## Assignment
Take down each entry exactly as written.

## Provided information
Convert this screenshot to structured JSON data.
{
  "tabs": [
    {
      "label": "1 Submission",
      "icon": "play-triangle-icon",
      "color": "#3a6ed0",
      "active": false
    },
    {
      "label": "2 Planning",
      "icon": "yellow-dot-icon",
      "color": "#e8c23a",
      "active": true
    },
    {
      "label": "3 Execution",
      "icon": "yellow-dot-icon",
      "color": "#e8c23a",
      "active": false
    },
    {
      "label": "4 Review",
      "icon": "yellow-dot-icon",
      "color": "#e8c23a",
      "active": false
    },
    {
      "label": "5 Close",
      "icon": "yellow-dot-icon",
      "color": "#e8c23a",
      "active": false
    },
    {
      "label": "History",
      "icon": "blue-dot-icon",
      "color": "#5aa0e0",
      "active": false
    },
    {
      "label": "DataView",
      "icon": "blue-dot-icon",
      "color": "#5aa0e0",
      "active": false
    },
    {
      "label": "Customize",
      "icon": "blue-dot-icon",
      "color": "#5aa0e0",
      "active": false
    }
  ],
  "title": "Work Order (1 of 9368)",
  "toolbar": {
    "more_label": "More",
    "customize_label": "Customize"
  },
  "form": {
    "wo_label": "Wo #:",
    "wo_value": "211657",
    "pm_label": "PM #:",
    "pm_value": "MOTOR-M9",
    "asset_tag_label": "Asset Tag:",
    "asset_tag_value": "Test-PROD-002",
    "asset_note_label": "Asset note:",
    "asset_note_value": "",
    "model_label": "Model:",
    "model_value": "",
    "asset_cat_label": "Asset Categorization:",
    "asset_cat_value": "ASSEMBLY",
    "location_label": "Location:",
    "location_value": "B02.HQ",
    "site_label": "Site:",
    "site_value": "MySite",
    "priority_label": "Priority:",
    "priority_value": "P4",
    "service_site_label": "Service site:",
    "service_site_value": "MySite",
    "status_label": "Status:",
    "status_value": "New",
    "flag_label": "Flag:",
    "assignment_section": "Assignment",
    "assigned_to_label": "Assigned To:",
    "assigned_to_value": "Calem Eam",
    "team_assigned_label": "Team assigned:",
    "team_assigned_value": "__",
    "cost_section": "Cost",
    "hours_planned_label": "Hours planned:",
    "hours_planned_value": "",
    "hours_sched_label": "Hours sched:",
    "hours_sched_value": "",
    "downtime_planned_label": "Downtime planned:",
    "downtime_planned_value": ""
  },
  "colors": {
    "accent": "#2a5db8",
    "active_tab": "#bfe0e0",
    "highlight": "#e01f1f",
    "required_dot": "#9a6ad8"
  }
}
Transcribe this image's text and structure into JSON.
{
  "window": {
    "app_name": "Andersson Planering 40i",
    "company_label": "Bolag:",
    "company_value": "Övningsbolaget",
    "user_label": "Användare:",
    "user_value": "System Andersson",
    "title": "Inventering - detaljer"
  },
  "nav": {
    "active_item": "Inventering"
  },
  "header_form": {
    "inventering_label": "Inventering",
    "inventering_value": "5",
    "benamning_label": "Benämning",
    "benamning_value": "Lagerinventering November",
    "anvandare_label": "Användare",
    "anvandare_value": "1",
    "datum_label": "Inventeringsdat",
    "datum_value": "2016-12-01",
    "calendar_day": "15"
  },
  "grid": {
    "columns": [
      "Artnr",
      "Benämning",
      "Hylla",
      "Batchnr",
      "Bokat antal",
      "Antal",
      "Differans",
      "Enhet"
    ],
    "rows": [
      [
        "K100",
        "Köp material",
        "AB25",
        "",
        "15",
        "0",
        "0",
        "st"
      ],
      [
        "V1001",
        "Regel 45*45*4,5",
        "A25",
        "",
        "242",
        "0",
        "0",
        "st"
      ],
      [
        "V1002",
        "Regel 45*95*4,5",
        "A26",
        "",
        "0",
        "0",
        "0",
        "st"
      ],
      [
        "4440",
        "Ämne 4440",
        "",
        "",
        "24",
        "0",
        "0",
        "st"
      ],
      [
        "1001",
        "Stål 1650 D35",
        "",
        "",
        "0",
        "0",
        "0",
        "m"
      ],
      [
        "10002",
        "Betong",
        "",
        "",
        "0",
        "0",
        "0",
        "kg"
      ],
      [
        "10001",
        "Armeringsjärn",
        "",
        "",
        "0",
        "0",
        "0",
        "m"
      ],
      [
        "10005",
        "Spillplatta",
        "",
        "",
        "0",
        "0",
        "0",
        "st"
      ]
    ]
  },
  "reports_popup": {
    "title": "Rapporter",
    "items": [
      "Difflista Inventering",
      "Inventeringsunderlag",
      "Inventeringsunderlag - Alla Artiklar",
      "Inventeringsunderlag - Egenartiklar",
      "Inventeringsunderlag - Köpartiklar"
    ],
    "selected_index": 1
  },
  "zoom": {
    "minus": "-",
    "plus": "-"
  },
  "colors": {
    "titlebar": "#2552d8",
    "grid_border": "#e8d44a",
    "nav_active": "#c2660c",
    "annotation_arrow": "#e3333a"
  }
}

## Exercise solution
Convert this screenshot to structured JSON data.
{
  "tabs": [
    {
      "label": "1 Submission",
      "icon": "play-triangle-icon",
      "color": "#3a6ed0",
      "active": false
    },
    {
      "label": "2 Planning",
      "icon": "yellow-dot-icon",
      "color": "#e8c23a",
      "active": true
    },
    {
      "label": "3 Execution",
      "icon": "yellow-dot-icon",
      "color": "#e8c23a",
      "active": false
    },
    {
      "label": "4 Review",
      "icon": "yellow-dot-icon",
      "color": "#e8c23a",
      "active": false
    },
    {
      "label": "5 Close",
      "icon": "yellow-dot-icon",
      "color": "#e8c23a",
      "active": false
    },
    {
      "label": "History",
      "icon": "blue-dot-icon",
      "color": "#5aa0e0",
      "active": false
    },
    {
      "label": "DataView",
      "icon": "blue-dot-icon",
      "color": "#5aa0e0",
      "active": false
    },
    {
      "label": "Customize",
      "icon": "blue-dot-icon",
      "color": "#5aa0e0",
      "active": false
    }
  ],
  "title": "Work Order (1 of 9368)",
  "toolbar": {
    "more_label": "More",
    "customize_label": "Customize"
  },
  "form": {
    "wo_label": "Wo #:",
    "wo_value": "211657",
    "pm_label": "PM #:",
    "pm_value": "MOTOR-M9",
    "asset_tag_label": "Asset Tag:",
    "asset_tag_value": "Test-PROD-002",
    "asset_note_label": "Asset note:",
    "asset_note_value": "",
    "model_label": "Model:",
    "model_value": "",
    "asset_cat_label": "Asset Categorization:",
    "asset_cat_value": "ASSEMBLY",
    "location_label": "Location:",
    "location_value": "B02.HQ",
    "site_label": "Site:",
    "site_value": "MySite",
    "priority_label": "Priority:",
    "priority_value": "P4",
    "service_site_label": "Service site:",
    "service_site_value": "MySite",
    "status_label": "Status:",
    "status_value": "New",
    "flag_label": "Flag:",
    "assignment_section": "Assignment",
    "assigned_to_label": "Assigned To:",
    "assigned_to_value": "Calem Eam",
    "team_assigned_label": "Team assigned:",
    "team_assigned_value": "__",
    "cost_section": "Cost",
    "hours_planned_label": "Hours planned:",
    "hours_planned_value": "",
    "hours_sched_label": "Hours sched:",
    "hours_sched_value": "",
    "downtime_planned_label": "Downtime planned:",
    "downtime_planned_value": ""
  },
  "colors": {
    "accent": "#2a5db8",
    "active_tab": "#bfe0e0",
    "highlight": "#e01f1f",
    "required_dot": "#9a6ad8"
  }
}
Transcribe this image's text and structure into JSON.
{
  "window": {
    "app_name": "Andersson Planering 40i",
    "company_label": "Bolag:",
    "company_value": "Övningsbolaget",
    "user_label": "Användare:",
    "user_value": "System Andersson",
    "title": "Inventering - detaljer"
  },
  "nav": {
    "active_item": "Inventering"
  },
  "header_form": {
    "inventering_label": "Inventering",
    "inventering_value": "5",
    "benamning_label": "Benämning",
    "benamning_value": "Lagerinventering November",
    "anvandare_label": "Användare",
    "anvandare_value": "1",
    "datum_label": "Inventeringsdat",
    "datum_value": "2016-12-01",
    "calendar_day": "15"
  },
  "grid": {
    "columns": [
      "Artnr",
      "Benämning",
      "Hylla",
      "Batchnr",
      "Bokat antal",
      "Antal",
      "Differans",
      "Enhet"
    ],
    "rows": [
      [
        "K100",
        "Köp material",
        "AB25",
        "",
        "15",
        "0",
        "0",
        "st"
      ],
      [
        "V1001",
        "Regel 45*45*4,5",
        "A25",
        "",
        "242",
        "0",
        "0",
        "st"
      ],
      [
        "V1002",
        "Regel 45*95*4,5",
        "A26",
        "",
        "0",
        "0",
        "0",
        "st"
      ],
      [
        "4440",
        "Ämne 4440",
        "",
        "",
        "24",
        "0",
        "0",
        "st"
      ],
      [
        "1001",
        "Stål 1650 D35",
        "",
        "",
        "0",
        "0",
        "0",
        "m"
      ],
      [
        "10002",
        "Betong",
        "",
        "",
        "0",
        "0",
        "0",
        "kg"
      ],
      [
        "10001",
        "Armeringsjärn",
        "",
        "",
        "0",
        "0",
        "0",
        "m"
      ],
      [
        "10005",
        "Spillplatta",
        "",
        "",
        "0",
        "0",
        "0",
        "st"
      ]
    ]
  },
  "reports_popup": {
    "title": "Rapporter",
    "items": [
      "Difflista Inventering",
      "Inventeringsunderlag",
      "Inventeringsunderlag - Alla Artiklar",
      "Inventeringsunderlag - Egenartiklar",
      "Inventeringsunderlag - Köpartiklar"
    ],
    "selected_index": 1
  },
  "zoom": {
    "minus": "-",
    "plus": "-"
  },
  "colors": {
    "titlebar": "#2552d8",
    "grid_border": "#e8d44a",
    "nav_active": "#c2660c",
    "annotation_arrow": "#e3333a"
  }
}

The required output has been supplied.